PM: Well it's a rather fetching little party number that comes to about three inches above the knee. And when I put it on, I feel a little bit fruity. And I sometimes go out to various organised celebrations in this rather beautiful skirt. And I, it's got a pleat down the back which is very nice. It sort of matches my eyes, it's a sort of gingham effect, and a sort of blue and white squares...


NP: Lee challenged.

LS: He said the pleat matched his eyes.

NP: Yes that's right.

PM: I did, I've got pleated eyes! Look!

LS: Oh he has! He has! He's got pleated eyes! I retract completely, he has got pleated eyes!

NP: Yes! No...

PM: Medical science is baffled!

NP: Forty seconds, my favourite skirt Lee starting now.

LS: My favourite skirt is the one Paul's just described. By God, he looks a dream in it! I've seen him sashaying down Oxford Circus with a little twinkle in his eye and a glint in his step...


NP: Ah Paul...

LS: Which is really difficult to do!

NP: Yes!

LS: Actually!

NP: Paul?

PM: Deviation, you can't sashay down Oxford Circus. You can go around Oxford Circus.

LS: Yes.

PM: You can go down Oxford Street but you can't...

NP: Yeah I agree, yes, you can't sashay down Oxford Circus. Right, right, well done. I grant you that one, 29 seconds Paul, for my favourite skirt starting now.
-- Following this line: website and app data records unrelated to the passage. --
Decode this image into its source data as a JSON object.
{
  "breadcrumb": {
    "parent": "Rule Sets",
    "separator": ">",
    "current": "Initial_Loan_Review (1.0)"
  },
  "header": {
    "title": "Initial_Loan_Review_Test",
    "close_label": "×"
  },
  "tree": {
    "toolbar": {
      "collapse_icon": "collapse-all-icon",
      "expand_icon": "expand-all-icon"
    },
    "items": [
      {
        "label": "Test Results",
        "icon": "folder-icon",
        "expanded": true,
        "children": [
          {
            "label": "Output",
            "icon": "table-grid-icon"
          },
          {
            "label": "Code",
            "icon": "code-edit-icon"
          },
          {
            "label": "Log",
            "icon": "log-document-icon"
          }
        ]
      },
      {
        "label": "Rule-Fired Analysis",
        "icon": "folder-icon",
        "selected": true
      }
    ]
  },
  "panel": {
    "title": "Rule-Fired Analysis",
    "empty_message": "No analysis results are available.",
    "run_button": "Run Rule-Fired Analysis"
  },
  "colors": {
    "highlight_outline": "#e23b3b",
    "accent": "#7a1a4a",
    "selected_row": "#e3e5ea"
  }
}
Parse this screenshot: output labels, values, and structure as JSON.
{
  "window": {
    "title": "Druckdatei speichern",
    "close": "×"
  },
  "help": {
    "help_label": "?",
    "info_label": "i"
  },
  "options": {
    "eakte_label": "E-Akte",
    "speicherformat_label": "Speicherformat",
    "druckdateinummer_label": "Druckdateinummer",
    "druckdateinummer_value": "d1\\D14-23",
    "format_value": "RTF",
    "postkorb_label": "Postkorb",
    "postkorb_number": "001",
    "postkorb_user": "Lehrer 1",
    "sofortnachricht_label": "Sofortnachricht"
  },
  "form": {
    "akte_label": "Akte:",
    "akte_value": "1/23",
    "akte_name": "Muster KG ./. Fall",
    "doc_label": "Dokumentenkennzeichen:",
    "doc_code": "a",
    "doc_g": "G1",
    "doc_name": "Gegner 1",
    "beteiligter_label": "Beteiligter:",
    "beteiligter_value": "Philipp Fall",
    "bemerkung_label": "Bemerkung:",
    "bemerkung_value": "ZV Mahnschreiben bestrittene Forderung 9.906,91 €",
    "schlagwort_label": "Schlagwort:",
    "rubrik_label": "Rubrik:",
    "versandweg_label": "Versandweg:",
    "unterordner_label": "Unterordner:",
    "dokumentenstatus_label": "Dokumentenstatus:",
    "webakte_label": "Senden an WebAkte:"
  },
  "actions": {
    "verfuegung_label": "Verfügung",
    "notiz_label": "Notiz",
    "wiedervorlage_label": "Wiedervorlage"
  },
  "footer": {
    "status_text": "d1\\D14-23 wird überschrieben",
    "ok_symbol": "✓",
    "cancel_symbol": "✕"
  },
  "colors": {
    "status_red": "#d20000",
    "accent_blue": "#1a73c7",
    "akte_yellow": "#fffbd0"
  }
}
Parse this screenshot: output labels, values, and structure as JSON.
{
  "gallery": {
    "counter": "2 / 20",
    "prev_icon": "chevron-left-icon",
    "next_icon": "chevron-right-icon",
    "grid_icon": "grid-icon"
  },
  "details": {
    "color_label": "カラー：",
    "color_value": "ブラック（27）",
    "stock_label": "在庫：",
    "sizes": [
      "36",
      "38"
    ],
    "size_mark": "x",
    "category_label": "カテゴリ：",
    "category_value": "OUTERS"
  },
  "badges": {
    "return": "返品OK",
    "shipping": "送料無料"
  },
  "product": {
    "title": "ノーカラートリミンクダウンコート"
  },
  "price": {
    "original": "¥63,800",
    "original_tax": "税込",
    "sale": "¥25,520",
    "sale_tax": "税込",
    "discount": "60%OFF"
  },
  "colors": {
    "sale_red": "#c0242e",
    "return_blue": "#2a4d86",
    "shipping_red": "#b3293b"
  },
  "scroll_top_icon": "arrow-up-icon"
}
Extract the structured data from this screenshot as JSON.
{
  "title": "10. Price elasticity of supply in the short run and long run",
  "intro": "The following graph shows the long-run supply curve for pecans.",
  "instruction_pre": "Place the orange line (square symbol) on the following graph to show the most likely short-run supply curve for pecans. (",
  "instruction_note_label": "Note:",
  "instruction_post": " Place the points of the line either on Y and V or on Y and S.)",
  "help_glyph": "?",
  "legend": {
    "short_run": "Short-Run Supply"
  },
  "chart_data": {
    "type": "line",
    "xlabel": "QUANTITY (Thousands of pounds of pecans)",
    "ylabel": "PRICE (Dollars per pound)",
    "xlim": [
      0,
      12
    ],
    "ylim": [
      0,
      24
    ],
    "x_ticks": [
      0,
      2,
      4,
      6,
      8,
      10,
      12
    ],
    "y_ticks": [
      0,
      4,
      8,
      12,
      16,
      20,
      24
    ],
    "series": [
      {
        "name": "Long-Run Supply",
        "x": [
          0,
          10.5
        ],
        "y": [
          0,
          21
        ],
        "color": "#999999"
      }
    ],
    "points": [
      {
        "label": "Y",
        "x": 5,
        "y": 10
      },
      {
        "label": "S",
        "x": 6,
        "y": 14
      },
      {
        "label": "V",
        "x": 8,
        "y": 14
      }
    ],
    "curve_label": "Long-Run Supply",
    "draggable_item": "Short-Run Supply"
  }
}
PM: Unfortunately it was stolen one night by burglars. So I had to go down to the police station and look at this line of rather burly men wearing identical skirts and try to pick out which one I wanted to be my lifetime companion! So I moved in with Bert Figgis, safe cracker, amateur cracksman and one of the nicest blaggers you could ever hope to meet! He's got a little shop just in the Easthorn Church Road. And I go round his place and I say "hello, how are you, Mr Albert?" And he says "I'm not so bad, here, I've got some swag here which I got from the north..."


NP: Well that great panache with which Paul finished that round not only finished the round, but also it's brought the contest to an end. And Paul was speaking when the whistle went, gained an extra point for doing so. And the final situation, Lee Simpson, who hasn't played the game before, but did extraordinarily well I thought, did finish...

PM: Coming last!

NP: ...just in fourth place. It doesn't matter where you come, it's the contribution that you make which is the important thing. Then it was Peter Jones, then Wendy Richard just ahead. And then out in the lead Paul Merton, so we say he is the winner this week, Paul Merton! On behalf of our four panelists, Wendy Richard, Peter Jones and Paul Merton, Lee Simpson. Also Miriam Jones who's kept the score and blown the whistle. Our producer Sarah Smith and of course Ian Messiter who thought of the game, and myself Nicholas Parsons, thank you for tuning in. We hope that you've enjoyed it as much as we've enjoyed playing it and you'll be there at the end of your sets next time we play Just A Minute. Until then from us all good-bye.